Osprey Pandion haliaetus

  • Order: Accipitriformes
  • Family: Pandionidae
  • Polytypic: 4 subspecies
  • Authors: Alan F. Poole


Geographic Variation

Little geographic variation in plumage or size among North American populations. Caribbean breeders (ridgwayi) noticeably paler on crown and breast than their North American counterparts, appearing almost white-headed and white-breasted and showing little difference between male and female. Occasionally paler individuals, like Caribbean breeders, found breeding in south Florida, where most individuals similar to breeders farther north; these observations suggest, perhaps not surprisingly, possibility of limited interchange between Caribbean and North American populations. In Baja California, Mexico, residents are much like Caribbean birds, with breasts and crowns almost entirely white, and also with white underwing coverts; females slightly but not significantly darker than males in both these populations, so sexes not reliably distinguished (Blanco and Rodriguez-Estrella 1999).

Four subspecies worldwide recognized following Prevost 1983b (as modified in Marchant and Higgins 1993; see below). Australian birds considered most distinctive among all taxa (Prevost 1983b); otherwise quite similar in size and plumage.
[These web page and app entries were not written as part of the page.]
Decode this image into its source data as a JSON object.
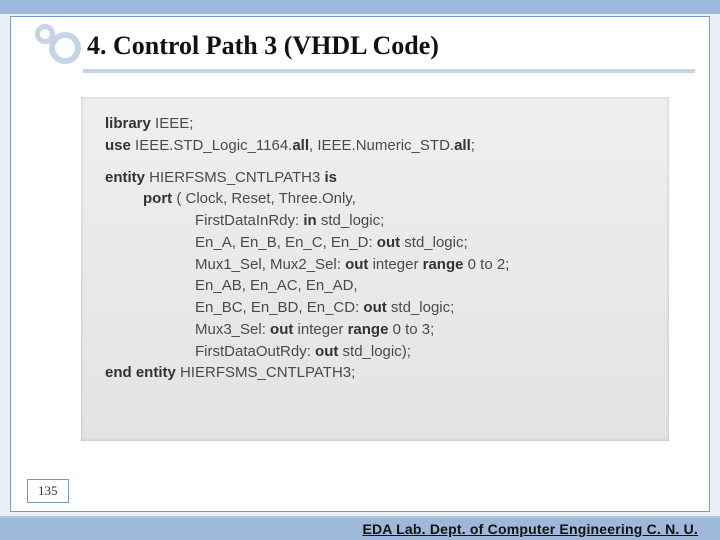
{
  "title": "4. Control Path 3 (VHDL Code)",
  "page_number": "135",
  "footer": "EDA Lab. Dept. of Computer Engineering C. N. U.",
  "code": {
    "l1a": "library",
    "l1b": " IEEE;",
    "l2a": "use",
    "l2b": " IEEE.STD_Logic_1164.",
    "l2c": "all",
    "l2d": ", IEEE.Numeric_STD.",
    "l2e": "all",
    "l2f": ";",
    "l3a": "entity",
    "l3b": " HIERFSMS_CNTLPATH3 ",
    "l3c": "is",
    "l4a": "port",
    "l4b": " ( Clock, Reset, Three.Only,",
    "l5a": "FirstDataInRdy: ",
    "l5b": "in",
    "l5c": " std_logic;",
    "l6a": "En_A, En_B, En_C, En_D: ",
    "l6b": "out",
    "l6c": " std_logic;",
    "l7a": "Mux1_Sel, Mux2_Sel: ",
    "l7b": "out",
    "l7c": " integer ",
    "l7d": "range",
    "l7e": " 0 to 2;",
    "l8": "En_AB, En_AC, En_AD,",
    "l9a": "En_BC, En_BD, En_CD: ",
    "l9b": "out",
    "l9c": " std_logic;",
    "l10a": "Mux3_Sel: ",
    "l10b": "out",
    "l10c": " integer ",
    "l10d": "range",
    "l10e": " 0 to 3;",
    "l11a": "FirstDataOutRdy: ",
    "l11b": "out",
    "l11c": " std_logic);",
    "l12a": "end entity",
    "l12b": " HIERFSMS_CNTLPATH3;"
  }
}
Identification to subspecies requires birds in Definitive plumage.

P. h. carolinensis:  Breeds in North America, north of Caribbean (see Distribution); winters to South America.

P. h. ridgwayi:  Resident in Caribbean from Bahamas and Cuba south to coast of se. Mexico and Belize; not currently found breeding south of southern Belize and Cuba. Underwing primary coverts mostly white with pale brown restricted to distal two-thirds of outer web; head largely white (dark markings reduced on crown and sides of head); breast markings reduced or lacking on both sexes; relatively small (averaging smaller than carolinensis). Often paler brown dorsally (perhaps sun bleaching).

P. h. haliaetus: Breeds in Palearctic (Europe, northwest coast of Africa, and Asia north of the Himalayas); winters to southern Africa, India, and East Indies.

P. h. leucocephalus: Name P. h. cristatus formerly used for this subspecies. Resident breeder in Australia and southwest Pacific (New Guinea west to Celebes and perhaps Java, east and south to New Caledonia and Vanuatu; see details in Poole 1989a and Marchant and Higgins 1993).

Related Species

Evidence from mitochondrial DNA sequence data suggests Osprey belongs within family Accipitridae but diverged enough to be classified in separate subfamily, Pandioninae, with divergence between Osprey and rest of Accipitridae estimated to have occurred 24–30 mya (Seibold and Helbig 1995).

Recommended Citation

Poole, A. F. (2009). Osprey (Pandion haliaetus), version 1.0. In Neotropical Birds Online (T. S. Schulenberg, Editor). Cornell Lab of Ornithology, Ithaca, NY, USA. https://doi.org/10.2173/nb.osprey.01